Spring semester is here, and whether you are looking for a full-time job after graduation or a summer internship, the time to do something about it has arrived.
A job or internship search takes time—something you will find pretty scarce this semester. The process will be less daunting if you spread out your preparation.
Here’s what you need to focus on to have a successful search:
Desperate “I’ll take anything!” searches are as ineffective in the job market as the dating pool. You don’t have to have everything figured out, but take the time to assess your interests and skills and connect those to available positions. If you don’t know what you want, how will you know when you’ve found it? If you haven’t given any thought to this before, start here before you do anything else.
If you think Monster.com and CareerBuilder are the only job-search engines out there, you may make a false start. One of the biggest tasks of any search is discovering appropriate positions and the key is using varied strategies. Attend Career Fairs, search on relevant job boards, network at every opportunity, and identify target employers, but most importantly, don’t rely on any one strategy. It’s all about diversification.
Market Your skills and Experience
Yeah, yeah, you know you’re supposed to have a resume. The difference when you’re gearing up for a search is now you have to tailor it towards specific positions. As you find opportunities to apply for, that “general” resume you had to create for a class will no longer suffice. If you’re looking for similar kinds of positions your targeted resume will likely only need minor tweaks from one application to another, but you need to spend the time making sure that you are clearly demonstrating on paper how you fit the requirements for the role. Crafting a cover letter that hooks employers and showcases your writing skills and personality comes next; each one should be as individual as a fingerprint.
Prepare to Tell Your Story in Person
You may have been able to wing the interview you had to scoop ice cream at the local mall, but if you don’t do some significant preparation for a professional interview you will be searching for a very long time. You’ll need to be able to tell stories about your experiences that highlight the skills and qualities required for the job and answer not just what you did in a specific situation, but how and why. These kinds of answers don’t roll off the tongue in an instant and you don’t want to draw a blank when an employer starts a question with “Tell me about a time when…” – but you can prepare in advance and develop an arsenal of stories about your best experiences that could apply in multiple situations.
Expect a Marathon, not a Sprint
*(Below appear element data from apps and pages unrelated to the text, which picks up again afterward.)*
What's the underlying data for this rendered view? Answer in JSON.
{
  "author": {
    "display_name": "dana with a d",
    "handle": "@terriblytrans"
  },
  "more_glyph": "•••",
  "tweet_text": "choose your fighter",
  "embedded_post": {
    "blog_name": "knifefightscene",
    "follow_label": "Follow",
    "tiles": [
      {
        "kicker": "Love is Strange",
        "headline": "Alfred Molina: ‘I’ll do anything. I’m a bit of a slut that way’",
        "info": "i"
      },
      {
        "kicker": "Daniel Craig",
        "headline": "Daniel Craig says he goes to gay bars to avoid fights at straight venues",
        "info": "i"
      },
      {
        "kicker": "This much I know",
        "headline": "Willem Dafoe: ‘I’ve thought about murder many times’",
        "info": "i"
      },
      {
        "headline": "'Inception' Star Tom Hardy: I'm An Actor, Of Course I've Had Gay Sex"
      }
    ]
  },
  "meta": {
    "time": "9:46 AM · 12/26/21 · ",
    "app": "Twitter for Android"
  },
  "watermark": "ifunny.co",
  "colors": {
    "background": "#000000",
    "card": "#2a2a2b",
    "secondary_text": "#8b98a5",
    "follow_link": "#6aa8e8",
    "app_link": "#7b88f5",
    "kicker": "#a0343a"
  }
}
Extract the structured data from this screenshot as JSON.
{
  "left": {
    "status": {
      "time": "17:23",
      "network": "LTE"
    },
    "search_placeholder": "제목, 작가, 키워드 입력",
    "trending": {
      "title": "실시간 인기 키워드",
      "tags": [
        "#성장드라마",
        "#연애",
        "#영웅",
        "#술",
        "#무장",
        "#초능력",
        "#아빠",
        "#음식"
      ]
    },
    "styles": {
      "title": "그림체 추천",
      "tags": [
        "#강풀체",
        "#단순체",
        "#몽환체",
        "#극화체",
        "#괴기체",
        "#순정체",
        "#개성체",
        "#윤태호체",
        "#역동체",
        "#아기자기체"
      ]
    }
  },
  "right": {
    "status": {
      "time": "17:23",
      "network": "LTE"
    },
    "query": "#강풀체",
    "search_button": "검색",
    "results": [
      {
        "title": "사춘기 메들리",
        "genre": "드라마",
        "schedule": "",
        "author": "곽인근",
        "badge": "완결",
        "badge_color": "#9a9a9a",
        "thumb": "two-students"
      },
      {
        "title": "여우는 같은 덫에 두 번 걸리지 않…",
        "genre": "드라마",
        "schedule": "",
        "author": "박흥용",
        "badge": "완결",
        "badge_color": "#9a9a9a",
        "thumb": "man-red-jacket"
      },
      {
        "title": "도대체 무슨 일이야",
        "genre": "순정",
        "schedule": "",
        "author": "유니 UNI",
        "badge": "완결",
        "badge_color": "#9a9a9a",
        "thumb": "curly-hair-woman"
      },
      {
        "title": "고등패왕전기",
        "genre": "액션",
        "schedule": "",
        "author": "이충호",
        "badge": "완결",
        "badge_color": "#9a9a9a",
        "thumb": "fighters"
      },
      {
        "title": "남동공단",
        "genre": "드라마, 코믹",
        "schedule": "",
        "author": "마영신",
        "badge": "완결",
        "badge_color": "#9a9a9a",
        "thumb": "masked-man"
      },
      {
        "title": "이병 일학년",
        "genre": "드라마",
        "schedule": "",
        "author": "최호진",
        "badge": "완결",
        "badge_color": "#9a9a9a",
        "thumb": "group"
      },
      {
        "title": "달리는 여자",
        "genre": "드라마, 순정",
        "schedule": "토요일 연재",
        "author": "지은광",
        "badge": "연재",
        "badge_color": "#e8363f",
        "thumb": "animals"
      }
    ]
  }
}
Be prepared that any job or internship will take time and will likely involve more rejection than acceptance. You will learn and improve with each attempt, but it’s important that you maintain an optimistic outlook throughout. There are many things you can do to keep you going when the challenge seems insurmountable, but none are more effective than having a clear idea of what to expect from the beginning.
Over the next few months we will be discussing each one of these areas in more detail in this blog, but CES career advisors are always available to help you devise a strategy for a successful job or internship search. Call or come in to the CES office in Howarth 101 and schedule an appointment to get started now!
© 2011 Career and Employment Services, University of Puget Sound